→ **What to produce**: "icon" is the word to look for; copy each line of the listing where it occurs.

+++ Records to use

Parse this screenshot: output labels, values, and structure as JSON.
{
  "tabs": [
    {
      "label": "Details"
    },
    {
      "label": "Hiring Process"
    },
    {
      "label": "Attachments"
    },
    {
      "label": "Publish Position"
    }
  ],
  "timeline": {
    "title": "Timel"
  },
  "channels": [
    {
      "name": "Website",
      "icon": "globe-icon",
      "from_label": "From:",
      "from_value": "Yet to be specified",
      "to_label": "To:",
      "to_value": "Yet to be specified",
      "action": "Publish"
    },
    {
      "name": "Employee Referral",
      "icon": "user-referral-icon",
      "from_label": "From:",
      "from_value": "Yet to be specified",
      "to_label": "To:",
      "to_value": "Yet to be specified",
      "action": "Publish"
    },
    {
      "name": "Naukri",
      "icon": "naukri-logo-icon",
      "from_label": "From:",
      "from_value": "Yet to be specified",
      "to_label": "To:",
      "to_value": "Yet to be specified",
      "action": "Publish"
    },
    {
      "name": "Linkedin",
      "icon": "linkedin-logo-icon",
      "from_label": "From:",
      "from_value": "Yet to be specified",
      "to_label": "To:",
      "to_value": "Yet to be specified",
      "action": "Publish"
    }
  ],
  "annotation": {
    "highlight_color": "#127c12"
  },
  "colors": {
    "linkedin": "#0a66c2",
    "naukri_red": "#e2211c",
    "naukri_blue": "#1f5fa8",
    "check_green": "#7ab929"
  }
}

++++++

→ **Exercise answer**:
      "icon": "globe-icon",
      "icon": "user-referral-icon",
      "icon": "naukri-logo-icon",
      "icon": "linkedin-logo-icon",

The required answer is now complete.